Exercise input ::
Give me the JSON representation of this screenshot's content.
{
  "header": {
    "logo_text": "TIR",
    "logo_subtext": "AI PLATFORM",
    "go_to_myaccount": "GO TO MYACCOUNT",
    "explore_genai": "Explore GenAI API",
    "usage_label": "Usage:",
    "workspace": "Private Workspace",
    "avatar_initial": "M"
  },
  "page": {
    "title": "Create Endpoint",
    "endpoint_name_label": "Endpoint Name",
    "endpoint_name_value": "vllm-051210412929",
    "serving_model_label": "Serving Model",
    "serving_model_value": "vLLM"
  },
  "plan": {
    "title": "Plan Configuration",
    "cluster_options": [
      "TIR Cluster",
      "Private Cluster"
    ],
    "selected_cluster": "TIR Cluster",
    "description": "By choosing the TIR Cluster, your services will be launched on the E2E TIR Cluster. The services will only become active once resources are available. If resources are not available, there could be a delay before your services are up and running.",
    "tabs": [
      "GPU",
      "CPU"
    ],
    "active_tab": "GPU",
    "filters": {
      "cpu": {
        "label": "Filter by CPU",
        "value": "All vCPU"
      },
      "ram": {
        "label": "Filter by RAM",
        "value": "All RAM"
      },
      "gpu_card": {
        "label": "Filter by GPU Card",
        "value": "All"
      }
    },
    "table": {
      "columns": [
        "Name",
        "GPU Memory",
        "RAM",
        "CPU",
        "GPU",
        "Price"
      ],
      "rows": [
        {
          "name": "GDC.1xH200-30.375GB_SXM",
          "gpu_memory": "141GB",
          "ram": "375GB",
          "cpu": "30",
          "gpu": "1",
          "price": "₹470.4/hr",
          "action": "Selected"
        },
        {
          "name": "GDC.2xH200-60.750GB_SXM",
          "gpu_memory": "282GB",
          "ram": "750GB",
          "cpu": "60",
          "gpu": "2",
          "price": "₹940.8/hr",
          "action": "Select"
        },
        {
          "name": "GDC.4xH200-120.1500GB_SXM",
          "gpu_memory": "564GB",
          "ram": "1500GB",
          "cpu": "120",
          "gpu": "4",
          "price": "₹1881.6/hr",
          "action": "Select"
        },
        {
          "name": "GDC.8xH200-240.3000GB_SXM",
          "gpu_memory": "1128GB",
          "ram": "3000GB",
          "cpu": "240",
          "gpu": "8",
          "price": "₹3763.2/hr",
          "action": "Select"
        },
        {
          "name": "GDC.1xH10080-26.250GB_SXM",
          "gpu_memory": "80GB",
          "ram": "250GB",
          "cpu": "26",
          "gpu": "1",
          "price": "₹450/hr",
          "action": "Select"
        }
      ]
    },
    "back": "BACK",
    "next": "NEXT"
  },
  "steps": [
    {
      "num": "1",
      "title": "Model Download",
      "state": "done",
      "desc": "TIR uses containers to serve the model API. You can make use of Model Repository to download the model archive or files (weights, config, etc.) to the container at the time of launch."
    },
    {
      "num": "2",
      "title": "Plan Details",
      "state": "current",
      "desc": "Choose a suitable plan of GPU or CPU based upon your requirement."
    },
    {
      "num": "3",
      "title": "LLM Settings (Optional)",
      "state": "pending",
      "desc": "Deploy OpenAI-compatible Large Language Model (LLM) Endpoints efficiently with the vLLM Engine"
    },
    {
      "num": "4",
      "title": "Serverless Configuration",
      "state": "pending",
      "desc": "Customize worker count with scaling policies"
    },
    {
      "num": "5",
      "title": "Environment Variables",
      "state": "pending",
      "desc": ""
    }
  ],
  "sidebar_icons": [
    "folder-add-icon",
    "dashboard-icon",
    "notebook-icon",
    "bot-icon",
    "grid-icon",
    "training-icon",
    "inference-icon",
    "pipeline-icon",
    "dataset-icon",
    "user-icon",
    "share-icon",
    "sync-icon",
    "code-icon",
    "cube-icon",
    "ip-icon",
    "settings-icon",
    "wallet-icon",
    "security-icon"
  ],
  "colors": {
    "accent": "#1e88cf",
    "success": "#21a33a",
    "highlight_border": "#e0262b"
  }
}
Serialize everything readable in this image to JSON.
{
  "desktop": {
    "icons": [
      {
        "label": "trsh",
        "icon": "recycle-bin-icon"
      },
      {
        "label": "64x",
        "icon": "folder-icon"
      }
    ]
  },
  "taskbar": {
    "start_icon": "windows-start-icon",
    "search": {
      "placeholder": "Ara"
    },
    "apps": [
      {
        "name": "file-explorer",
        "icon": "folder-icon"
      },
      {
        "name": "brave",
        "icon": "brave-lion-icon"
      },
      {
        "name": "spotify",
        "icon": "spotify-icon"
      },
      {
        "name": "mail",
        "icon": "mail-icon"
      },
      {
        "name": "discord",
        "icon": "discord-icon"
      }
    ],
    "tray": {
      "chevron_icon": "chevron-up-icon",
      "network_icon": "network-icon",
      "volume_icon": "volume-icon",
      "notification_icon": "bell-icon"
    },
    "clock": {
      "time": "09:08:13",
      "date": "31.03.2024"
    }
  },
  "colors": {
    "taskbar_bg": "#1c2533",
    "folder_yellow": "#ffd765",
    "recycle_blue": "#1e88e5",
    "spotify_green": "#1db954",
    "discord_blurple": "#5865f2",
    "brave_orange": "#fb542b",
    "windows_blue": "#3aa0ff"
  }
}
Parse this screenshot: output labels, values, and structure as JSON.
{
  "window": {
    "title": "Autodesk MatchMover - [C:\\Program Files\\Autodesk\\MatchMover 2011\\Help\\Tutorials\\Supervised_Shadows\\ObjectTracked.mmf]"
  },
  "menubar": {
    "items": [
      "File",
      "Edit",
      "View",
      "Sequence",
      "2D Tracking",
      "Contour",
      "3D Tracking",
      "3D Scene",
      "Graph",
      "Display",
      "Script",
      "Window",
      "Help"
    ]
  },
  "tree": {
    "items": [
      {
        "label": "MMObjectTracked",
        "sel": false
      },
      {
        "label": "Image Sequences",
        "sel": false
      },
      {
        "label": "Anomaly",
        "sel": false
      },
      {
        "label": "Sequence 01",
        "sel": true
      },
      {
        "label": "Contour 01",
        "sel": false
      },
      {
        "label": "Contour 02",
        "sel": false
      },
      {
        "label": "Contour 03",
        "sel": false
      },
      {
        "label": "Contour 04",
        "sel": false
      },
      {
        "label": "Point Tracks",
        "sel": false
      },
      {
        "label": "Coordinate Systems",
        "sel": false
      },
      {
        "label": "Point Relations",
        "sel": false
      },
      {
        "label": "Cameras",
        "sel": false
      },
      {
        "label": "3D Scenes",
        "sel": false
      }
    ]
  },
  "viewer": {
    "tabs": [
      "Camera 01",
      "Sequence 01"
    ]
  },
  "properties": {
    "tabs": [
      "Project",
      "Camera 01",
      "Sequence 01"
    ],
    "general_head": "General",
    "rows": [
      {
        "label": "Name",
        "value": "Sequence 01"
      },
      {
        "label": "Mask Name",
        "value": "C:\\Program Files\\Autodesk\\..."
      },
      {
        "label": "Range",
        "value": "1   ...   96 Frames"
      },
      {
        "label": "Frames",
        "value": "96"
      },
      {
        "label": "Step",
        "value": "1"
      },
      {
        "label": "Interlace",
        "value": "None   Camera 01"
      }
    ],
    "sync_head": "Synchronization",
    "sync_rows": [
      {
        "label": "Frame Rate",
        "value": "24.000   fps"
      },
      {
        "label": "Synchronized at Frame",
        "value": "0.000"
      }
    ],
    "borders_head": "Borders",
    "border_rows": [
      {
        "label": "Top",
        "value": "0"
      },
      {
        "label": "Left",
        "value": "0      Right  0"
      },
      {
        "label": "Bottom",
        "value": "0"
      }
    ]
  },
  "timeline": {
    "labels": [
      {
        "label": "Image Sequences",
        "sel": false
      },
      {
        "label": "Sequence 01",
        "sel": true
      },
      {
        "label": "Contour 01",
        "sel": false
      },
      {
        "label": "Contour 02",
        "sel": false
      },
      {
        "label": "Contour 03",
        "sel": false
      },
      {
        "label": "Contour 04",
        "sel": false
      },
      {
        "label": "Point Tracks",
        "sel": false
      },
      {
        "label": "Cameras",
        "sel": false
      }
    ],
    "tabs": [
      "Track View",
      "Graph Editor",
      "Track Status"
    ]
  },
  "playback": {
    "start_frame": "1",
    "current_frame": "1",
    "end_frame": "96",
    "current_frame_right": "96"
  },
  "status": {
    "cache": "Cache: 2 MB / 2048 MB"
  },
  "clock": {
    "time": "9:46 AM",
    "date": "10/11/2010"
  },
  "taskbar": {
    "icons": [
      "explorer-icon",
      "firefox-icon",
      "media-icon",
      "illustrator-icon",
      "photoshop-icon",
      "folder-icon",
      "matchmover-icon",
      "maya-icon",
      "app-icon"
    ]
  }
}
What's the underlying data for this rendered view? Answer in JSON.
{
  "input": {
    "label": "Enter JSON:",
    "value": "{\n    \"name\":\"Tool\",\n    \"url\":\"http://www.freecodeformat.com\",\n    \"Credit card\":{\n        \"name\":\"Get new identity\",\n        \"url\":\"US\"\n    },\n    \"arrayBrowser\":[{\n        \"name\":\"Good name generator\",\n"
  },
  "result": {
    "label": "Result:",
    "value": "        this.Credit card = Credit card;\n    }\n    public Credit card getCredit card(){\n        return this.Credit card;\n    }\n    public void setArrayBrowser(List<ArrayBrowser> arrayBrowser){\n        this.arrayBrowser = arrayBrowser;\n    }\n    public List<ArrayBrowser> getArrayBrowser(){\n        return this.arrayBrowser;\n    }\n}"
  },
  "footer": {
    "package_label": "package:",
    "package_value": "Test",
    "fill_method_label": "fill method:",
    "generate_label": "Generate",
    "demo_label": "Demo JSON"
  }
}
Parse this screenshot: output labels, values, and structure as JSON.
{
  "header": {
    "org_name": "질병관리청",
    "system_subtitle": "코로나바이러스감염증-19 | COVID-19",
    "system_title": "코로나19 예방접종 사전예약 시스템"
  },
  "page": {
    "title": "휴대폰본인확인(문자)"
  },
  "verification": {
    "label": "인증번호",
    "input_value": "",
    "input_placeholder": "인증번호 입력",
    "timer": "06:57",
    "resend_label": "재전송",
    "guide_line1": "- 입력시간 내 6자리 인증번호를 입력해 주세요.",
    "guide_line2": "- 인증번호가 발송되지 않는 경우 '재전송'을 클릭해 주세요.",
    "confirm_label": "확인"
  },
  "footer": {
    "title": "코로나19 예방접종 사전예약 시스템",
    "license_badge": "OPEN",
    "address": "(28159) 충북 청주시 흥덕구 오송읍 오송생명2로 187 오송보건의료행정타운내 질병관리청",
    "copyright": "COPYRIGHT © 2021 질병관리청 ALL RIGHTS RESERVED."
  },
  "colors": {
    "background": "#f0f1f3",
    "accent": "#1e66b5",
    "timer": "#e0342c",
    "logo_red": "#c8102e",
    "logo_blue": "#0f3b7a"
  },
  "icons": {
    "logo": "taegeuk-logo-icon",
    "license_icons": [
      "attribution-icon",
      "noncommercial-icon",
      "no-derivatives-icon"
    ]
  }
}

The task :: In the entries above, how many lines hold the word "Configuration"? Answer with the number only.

Output below :: 2